ACTION ITEM >> Below are entries; tally how many lines hold the string "Reply" and answer with only that figure.

MATERIAL SHOWN >>
━━━━━━━━━━
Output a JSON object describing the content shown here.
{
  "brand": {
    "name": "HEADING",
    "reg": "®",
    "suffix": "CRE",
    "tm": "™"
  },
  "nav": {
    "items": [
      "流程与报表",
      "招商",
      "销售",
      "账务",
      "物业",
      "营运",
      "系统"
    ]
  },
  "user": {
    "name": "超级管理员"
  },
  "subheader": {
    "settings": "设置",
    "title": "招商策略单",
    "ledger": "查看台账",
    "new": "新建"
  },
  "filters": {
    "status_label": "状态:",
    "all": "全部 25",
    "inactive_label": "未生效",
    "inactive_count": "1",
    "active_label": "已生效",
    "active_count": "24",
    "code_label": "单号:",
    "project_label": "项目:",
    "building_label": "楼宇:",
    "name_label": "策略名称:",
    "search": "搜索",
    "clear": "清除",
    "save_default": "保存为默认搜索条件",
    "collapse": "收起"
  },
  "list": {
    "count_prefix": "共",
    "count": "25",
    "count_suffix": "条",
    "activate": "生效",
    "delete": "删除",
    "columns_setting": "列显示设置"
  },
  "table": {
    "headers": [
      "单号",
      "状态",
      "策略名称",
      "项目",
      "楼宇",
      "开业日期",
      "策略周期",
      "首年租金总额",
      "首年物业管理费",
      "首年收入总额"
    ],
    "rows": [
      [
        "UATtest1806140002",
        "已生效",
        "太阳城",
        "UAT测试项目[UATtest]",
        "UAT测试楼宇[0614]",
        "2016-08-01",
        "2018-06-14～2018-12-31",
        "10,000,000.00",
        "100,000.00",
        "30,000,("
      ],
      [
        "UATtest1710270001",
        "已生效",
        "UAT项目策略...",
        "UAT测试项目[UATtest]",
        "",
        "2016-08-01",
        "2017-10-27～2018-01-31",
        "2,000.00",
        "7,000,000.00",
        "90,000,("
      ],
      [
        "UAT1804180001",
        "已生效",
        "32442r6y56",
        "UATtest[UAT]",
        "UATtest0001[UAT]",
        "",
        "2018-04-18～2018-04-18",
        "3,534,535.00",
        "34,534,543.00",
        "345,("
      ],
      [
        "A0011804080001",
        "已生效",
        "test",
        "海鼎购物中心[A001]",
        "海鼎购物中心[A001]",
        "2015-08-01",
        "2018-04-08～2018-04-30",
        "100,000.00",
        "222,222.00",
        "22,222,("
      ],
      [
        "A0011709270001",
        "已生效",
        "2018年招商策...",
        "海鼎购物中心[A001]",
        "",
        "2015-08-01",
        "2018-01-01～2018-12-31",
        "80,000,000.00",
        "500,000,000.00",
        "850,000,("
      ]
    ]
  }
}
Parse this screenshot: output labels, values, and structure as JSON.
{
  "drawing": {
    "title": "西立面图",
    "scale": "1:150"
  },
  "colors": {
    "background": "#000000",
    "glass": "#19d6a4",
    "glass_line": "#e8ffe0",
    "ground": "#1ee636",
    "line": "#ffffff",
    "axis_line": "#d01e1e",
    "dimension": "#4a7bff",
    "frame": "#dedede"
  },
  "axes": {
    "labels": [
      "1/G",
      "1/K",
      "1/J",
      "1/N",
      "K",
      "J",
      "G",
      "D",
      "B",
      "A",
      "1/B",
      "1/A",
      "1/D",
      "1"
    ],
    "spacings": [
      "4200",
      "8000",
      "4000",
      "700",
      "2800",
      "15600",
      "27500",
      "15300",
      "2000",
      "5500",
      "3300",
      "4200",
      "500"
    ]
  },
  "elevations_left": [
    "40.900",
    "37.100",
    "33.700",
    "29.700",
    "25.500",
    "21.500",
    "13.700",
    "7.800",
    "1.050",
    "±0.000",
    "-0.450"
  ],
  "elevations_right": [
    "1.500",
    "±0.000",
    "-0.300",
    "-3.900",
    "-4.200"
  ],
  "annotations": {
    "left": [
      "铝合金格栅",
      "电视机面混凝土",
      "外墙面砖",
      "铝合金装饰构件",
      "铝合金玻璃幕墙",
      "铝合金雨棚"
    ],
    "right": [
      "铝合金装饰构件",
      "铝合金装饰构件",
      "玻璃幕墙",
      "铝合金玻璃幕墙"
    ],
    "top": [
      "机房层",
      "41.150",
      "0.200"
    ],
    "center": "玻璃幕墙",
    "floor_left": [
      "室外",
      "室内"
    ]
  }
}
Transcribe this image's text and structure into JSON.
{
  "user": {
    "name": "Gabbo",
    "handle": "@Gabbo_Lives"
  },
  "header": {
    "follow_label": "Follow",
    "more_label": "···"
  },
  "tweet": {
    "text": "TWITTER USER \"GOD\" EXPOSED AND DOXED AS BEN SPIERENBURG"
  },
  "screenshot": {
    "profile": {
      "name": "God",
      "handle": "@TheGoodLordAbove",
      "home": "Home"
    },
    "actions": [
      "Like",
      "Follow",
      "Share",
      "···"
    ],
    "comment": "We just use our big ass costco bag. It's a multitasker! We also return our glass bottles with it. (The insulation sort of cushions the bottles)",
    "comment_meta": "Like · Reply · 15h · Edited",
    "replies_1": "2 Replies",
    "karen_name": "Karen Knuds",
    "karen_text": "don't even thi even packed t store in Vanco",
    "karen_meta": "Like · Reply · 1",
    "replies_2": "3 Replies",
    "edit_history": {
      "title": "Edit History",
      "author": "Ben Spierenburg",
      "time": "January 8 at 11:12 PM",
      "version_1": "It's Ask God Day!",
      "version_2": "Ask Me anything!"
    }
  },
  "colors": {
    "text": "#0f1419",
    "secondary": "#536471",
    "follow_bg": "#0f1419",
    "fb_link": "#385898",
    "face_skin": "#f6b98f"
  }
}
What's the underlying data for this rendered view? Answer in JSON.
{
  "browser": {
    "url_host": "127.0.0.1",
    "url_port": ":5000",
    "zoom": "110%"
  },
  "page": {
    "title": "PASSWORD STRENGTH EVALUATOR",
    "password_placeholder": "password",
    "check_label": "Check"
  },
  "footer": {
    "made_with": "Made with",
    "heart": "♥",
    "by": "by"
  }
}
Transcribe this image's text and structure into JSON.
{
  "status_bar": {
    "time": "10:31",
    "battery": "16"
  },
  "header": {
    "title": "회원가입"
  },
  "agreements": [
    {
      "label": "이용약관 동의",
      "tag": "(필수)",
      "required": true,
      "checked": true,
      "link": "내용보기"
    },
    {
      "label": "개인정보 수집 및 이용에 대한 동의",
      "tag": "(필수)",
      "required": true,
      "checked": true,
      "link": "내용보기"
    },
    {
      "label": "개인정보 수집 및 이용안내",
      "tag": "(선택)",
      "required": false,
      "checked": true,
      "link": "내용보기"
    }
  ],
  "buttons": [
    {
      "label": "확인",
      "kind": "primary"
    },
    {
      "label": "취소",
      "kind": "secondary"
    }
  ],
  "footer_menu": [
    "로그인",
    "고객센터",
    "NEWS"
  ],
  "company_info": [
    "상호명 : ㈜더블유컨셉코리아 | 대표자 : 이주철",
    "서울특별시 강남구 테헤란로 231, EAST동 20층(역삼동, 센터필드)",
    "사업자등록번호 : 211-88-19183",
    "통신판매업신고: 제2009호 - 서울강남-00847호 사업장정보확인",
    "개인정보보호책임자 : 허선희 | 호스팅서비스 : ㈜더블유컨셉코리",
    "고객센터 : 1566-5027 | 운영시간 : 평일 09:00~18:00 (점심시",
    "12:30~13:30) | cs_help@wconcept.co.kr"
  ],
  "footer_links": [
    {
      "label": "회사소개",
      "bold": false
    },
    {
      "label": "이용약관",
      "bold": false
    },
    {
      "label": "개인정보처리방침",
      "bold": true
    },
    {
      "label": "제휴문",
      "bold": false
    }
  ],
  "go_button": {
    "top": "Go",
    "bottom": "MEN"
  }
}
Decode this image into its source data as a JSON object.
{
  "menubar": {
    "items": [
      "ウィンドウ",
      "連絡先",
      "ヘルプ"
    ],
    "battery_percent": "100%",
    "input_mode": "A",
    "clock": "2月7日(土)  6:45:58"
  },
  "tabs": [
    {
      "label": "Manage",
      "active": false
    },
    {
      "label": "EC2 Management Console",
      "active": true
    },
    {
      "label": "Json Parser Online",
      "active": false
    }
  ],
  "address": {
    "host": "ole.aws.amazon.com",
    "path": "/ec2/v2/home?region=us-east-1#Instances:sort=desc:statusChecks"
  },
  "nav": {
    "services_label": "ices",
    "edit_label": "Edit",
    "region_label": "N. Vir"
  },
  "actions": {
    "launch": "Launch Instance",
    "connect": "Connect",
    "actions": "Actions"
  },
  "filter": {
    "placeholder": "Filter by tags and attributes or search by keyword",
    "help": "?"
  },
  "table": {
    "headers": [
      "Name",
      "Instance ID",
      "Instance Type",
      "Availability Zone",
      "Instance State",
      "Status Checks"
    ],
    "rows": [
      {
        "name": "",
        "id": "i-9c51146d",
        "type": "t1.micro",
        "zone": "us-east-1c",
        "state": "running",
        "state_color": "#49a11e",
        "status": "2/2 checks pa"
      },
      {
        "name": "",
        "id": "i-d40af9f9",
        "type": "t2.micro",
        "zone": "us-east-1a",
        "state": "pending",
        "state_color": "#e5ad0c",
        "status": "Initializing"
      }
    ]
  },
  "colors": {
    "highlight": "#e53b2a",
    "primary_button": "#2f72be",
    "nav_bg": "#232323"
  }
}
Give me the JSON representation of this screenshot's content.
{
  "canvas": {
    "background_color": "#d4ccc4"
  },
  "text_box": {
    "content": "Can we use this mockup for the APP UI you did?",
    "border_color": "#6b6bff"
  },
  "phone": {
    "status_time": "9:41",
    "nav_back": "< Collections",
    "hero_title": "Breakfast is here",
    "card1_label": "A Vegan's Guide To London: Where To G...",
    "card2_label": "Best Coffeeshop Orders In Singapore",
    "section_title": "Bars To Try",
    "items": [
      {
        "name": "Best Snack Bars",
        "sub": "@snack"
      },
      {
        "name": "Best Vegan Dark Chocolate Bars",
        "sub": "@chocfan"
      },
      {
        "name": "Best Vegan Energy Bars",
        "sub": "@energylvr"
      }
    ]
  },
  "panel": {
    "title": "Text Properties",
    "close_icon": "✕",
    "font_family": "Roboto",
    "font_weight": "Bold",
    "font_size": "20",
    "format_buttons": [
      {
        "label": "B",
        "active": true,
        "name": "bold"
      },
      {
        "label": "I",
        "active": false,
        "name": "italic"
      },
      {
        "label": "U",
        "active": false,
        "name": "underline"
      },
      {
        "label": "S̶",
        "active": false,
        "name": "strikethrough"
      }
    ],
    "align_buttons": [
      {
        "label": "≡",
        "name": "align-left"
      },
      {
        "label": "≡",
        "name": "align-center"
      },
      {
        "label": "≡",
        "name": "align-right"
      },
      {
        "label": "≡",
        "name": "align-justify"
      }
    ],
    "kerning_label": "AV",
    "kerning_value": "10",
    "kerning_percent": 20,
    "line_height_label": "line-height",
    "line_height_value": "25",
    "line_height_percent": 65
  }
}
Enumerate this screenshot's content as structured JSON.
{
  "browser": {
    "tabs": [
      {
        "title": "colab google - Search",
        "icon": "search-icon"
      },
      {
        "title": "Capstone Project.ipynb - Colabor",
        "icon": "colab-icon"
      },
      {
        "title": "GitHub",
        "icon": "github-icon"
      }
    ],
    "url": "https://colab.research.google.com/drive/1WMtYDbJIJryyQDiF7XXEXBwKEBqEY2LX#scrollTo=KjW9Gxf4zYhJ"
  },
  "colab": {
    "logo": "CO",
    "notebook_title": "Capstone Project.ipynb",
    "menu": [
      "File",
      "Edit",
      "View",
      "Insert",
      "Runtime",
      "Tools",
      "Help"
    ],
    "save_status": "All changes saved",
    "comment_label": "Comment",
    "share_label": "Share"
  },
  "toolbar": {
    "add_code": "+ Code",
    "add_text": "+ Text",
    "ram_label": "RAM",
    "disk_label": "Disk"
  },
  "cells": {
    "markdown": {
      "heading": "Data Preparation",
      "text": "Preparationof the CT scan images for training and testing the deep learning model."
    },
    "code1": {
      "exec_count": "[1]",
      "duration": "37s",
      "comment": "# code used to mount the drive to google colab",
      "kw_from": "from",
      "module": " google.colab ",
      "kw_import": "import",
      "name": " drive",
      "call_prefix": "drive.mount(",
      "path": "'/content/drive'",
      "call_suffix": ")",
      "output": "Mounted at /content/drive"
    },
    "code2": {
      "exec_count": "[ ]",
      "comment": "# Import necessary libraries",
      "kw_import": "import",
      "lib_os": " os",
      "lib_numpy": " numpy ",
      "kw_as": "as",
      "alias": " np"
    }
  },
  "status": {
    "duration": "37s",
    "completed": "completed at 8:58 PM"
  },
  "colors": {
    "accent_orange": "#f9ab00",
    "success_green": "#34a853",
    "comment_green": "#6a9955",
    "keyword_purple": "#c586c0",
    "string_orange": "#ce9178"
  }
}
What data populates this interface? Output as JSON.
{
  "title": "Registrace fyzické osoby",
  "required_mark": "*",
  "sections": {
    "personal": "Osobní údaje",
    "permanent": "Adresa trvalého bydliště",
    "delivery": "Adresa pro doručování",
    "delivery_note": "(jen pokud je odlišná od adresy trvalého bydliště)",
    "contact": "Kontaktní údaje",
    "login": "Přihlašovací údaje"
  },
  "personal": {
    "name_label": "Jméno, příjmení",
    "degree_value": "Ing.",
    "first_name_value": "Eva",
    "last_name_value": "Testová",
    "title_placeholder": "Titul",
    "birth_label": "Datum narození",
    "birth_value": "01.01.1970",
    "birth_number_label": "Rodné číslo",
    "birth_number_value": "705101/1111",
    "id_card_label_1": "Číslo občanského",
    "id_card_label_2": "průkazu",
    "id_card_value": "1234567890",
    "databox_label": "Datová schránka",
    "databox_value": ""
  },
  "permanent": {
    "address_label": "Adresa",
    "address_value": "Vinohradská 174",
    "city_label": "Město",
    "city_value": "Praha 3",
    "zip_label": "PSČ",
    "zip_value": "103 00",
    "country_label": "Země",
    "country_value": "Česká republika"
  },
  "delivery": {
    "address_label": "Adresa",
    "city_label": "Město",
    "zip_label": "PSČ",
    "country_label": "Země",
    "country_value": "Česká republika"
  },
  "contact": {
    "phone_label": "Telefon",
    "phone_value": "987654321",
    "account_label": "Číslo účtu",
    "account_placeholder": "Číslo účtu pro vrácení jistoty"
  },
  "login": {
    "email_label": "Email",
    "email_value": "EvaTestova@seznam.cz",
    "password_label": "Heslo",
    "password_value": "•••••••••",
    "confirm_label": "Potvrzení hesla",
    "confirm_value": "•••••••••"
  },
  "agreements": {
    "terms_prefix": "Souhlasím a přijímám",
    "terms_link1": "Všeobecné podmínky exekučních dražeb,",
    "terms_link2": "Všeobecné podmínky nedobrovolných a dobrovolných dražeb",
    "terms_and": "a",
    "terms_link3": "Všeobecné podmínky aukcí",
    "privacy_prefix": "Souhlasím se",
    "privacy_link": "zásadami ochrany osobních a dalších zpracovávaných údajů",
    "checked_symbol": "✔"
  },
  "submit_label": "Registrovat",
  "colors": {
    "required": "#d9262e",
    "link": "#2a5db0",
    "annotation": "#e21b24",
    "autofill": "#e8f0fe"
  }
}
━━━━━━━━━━
TASK OUTPUT >> 2